▸ Required action
Count every line in the data that contains the word "current", then report that number alone.
Segment Start: Data provided
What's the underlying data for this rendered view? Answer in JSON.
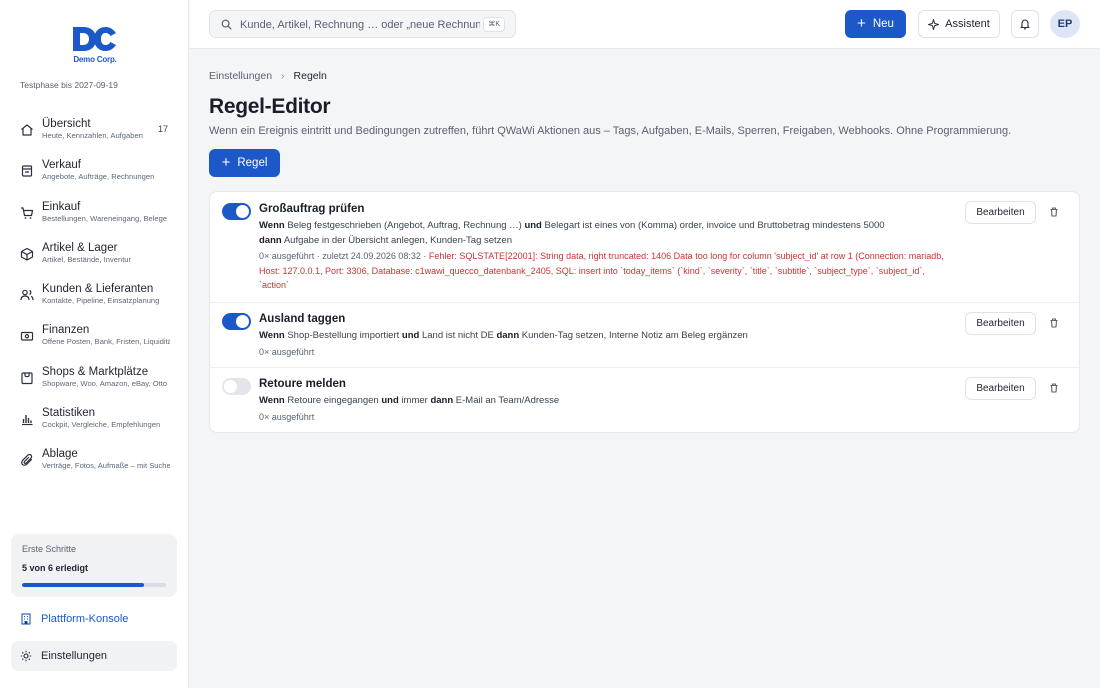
{
  "sidebar": {
    "logo_mark": "DC",
    "logo_text": "Demo Corp.",
    "trial_text": "Testphase bis 2027-09-19",
    "items": [
      {
        "label": "Übersicht",
        "sub": "Heute, Kennzahlen, Aufgaben",
        "badge": "17",
        "icon": "home-icon"
      },
      {
        "label": "Verkauf",
        "sub": "Angebote, Aufträge, Rechnungen",
        "icon": "receipt-icon"
      },
      {
        "label": "Einkauf",
        "sub": "Bestellungen, Wareneingang, Belege",
        "icon": "cart-icon"
      },
      {
        "label": "Artikel & Lager",
        "sub": "Artikel, Bestände, Inventur",
        "icon": "box-icon"
      },
      {
        "label": "Kunden & Lieferanten",
        "sub": "Kontakte, Pipeline, Einsatzplanung",
        "icon": "users-icon"
      },
      {
        "label": "Finanzen",
        "sub": "Offene Posten, Bank, Fristen, Liquidität",
        "icon": "money-icon"
      },
      {
        "label": "Shops & Marktplätze",
        "sub": "Shopware, Woo, Amazon, eBay, Otto",
        "icon": "shop-icon"
      },
      {
        "label": "Statistiken",
        "sub": "Cockpit, Vergleiche, Empfehlungen",
        "icon": "chart-icon"
      },
      {
        "label": "Ablage",
        "sub": "Verträge, Fotos, Aufmaße – mit Suche",
        "icon": "paperclip-icon"
      }
    ],
    "progress": {
      "title": "Erste Schritte",
      "value": "5 von 6 erledigt",
      "fraction": 0.845
    },
    "platform_label": "Plattform-Konsole",
    "settings_label": "Einstellungen"
  },
  "topbar": {
    "search_placeholder": "Kunde, Artikel, Rechnung … oder „neue Rechnung“",
    "search_shortcut": "⌘K",
    "new_label": "Neu",
    "assistant_label": "Assistent",
    "avatar_initials": "EP"
  },
  "breadcrumb": {
    "parent": "Einstellungen",
    "current": "Regeln"
  },
  "page": {
    "title": "Regel-Editor",
    "subtitle": "Wenn ein Ereignis eintritt und Bedingungen zutreffen, führt QWaWi Aktionen aus – Tags, Aufgaben, E-Mails, Sperren, Freigaben, Webhooks. Ohne Programmierung.",
    "add_rule_label": "Regel"
  },
  "rules": [
    {
      "name": "Großauftrag prüfen",
      "enabled": true,
      "kw_when": "Wenn",
      "trigger": "Beleg festgeschrieben (Angebot, Auftrag, Rechnung …)",
      "kw_and": "und",
      "condition": "Belegart ist eines von (Komma) order, invoice und Bruttobetrag mindestens 5000",
      "kw_then": "dann",
      "action": "Aufgabe in der Übersicht anlegen, Kunden-Tag setzen",
      "runs": "0× ausgeführt · zuletzt 24.09.2026 08:32 · ",
      "error": "Fehler: SQLSTATE[22001]: String data, right truncated: 1406 Data too long for column 'subject_id' at row 1 (Connection: mariadb, Host: 127.0.0.1, Port: 3306, Database: c1wawi_quecco_datenbank_2405, SQL: insert into `today_items` (`kind`, `severity`, `title`, `subtitle`, `subject_type`, `subject_id`, `action`",
      "edit_label": "Bearbeiten"
    },
    {
      "name": "Ausland taggen",
      "enabled": true,
      "kw_when": "Wenn",
      "trigger": "Shop-Bestellung importiert",
      "kw_and": "und",
      "condition": "Land ist nicht DE",
      "kw_then": "dann",
      "action": "Kunden-Tag setzen, Interne Notiz am Beleg ergänzen",
      "runs": "0× ausgeführt",
      "edit_label": "Bearbeiten"
    },
    {
      "name": "Retoure melden",
      "enabled": false,
      "kw_when": "Wenn",
      "trigger": "Retoure eingegangen",
      "kw_and": "und",
      "condition": "immer",
      "kw_then": "dann",
      "action": "E-Mail an Team/Adresse",
      "runs": "0× ausgeführt",
      "edit_label": "Bearbeiten"
    }
  ],
  "colors": {
    "accent": "#1d58c9",
    "error": "#c83434"
  }
}
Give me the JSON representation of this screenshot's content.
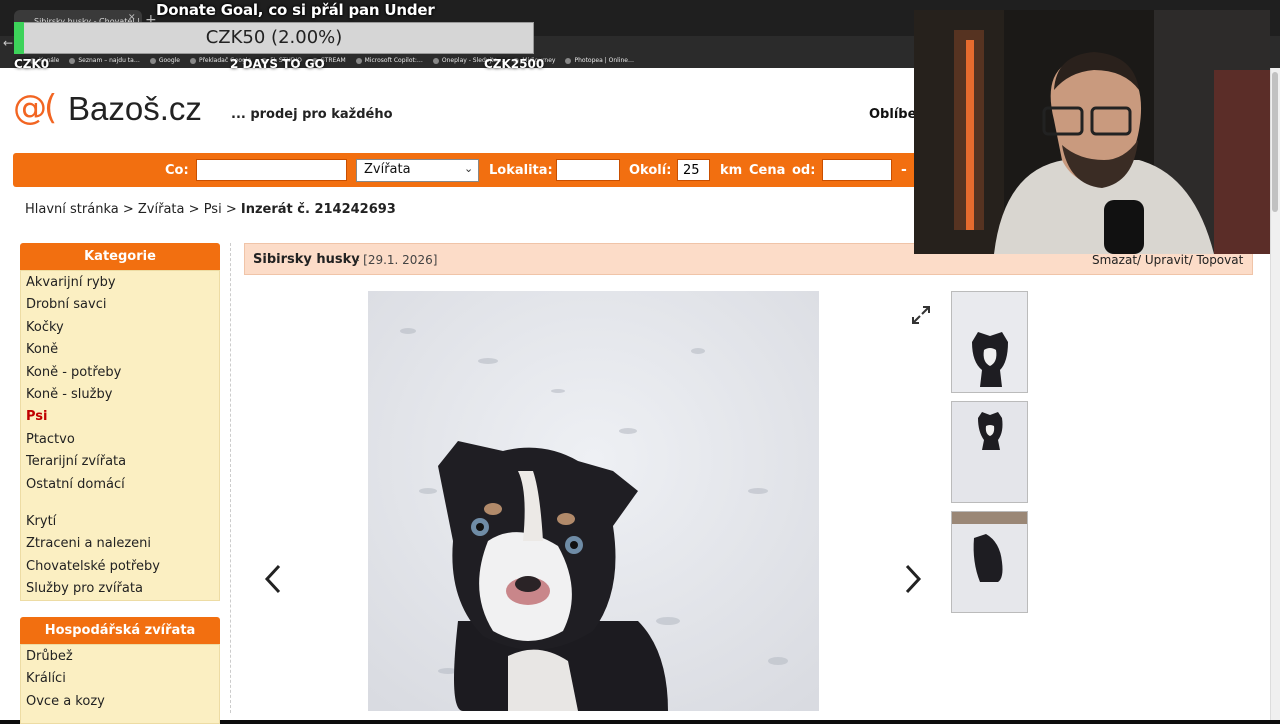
{
  "browser": {
    "active_tab": "Sibirsky husky - Chovatel | Bazoš",
    "bookmarks": [
      "Kanále",
      "Seznam – najdu ta…",
      "Google",
      "Překladač Google",
      "FL STUDIO",
      "STREAM",
      "Microsoft Copilot:…",
      "Oneplay - Sledujte…",
      "Midjourney",
      "Photopea | Online…"
    ]
  },
  "overlay": {
    "title": "Donate Goal, co si přál pan Under",
    "goal_text": "CZK50 (2.00%)",
    "goal_progress": 0.02,
    "goal_min": "CZK0",
    "goal_days": "2 DAYS TO GO",
    "goal_max": "CZK2500"
  },
  "site": {
    "logo_sign": "@(",
    "logo_name": "Bazoš.cz",
    "slogan": "... prodej pro každého",
    "favorites": "Oblíben",
    "search": {
      "co_label": "Co:",
      "co_value": "",
      "category_value": "Zvířata",
      "lokalita_label": "Lokalita:",
      "lokalita_value": "",
      "okoli_label": "Okolí:",
      "okoli_value": "25",
      "km_label": "km",
      "cena_label": "Cena",
      "od_label": "od:",
      "od_value": "",
      "dash": "-"
    },
    "breadcrumb": {
      "home": "Hlavní stránka",
      "sep": ">",
      "zvirata": "Zvířata",
      "psi": "Psi",
      "current": "Inzerát č. 214242693"
    },
    "sidebar": {
      "kategorie_title": "Kategorie",
      "kategorie_items": [
        "Akvarijní ryby",
        "Drobní savci",
        "Kočky",
        "Koně",
        "Koně - potřeby",
        "Koně - služby",
        "Psi",
        "Ptactvo",
        "Terarijní zvířata",
        "Ostatní domácí",
        "Krytí",
        "Ztraceni a nalezeni",
        "Chovatelské potřeby",
        "Služby pro zvířata"
      ],
      "active_item": "Psi",
      "hospodarska_title": "Hospodářská zvířata",
      "hospodarska_items": [
        "Drůbež",
        "Králíci",
        "Ovce a kozy"
      ]
    },
    "ad": {
      "title": "Sibirsky husky",
      "date": "- [29.1. 2026]",
      "actions": "Smazat/ Upravit/ Topovat"
    }
  },
  "icons": {
    "prev": "chevron-left-icon",
    "next": "chevron-right-icon",
    "expand": "expand-icon"
  },
  "colors": {
    "accent": "#f26f10",
    "sidebar_bg": "#fbefc2",
    "ad_header_bg": "#fcdcc8",
    "active_category": "#c00000",
    "goal_fill": "#3dd35a"
  }
}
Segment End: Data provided
▸ Solution to this task
2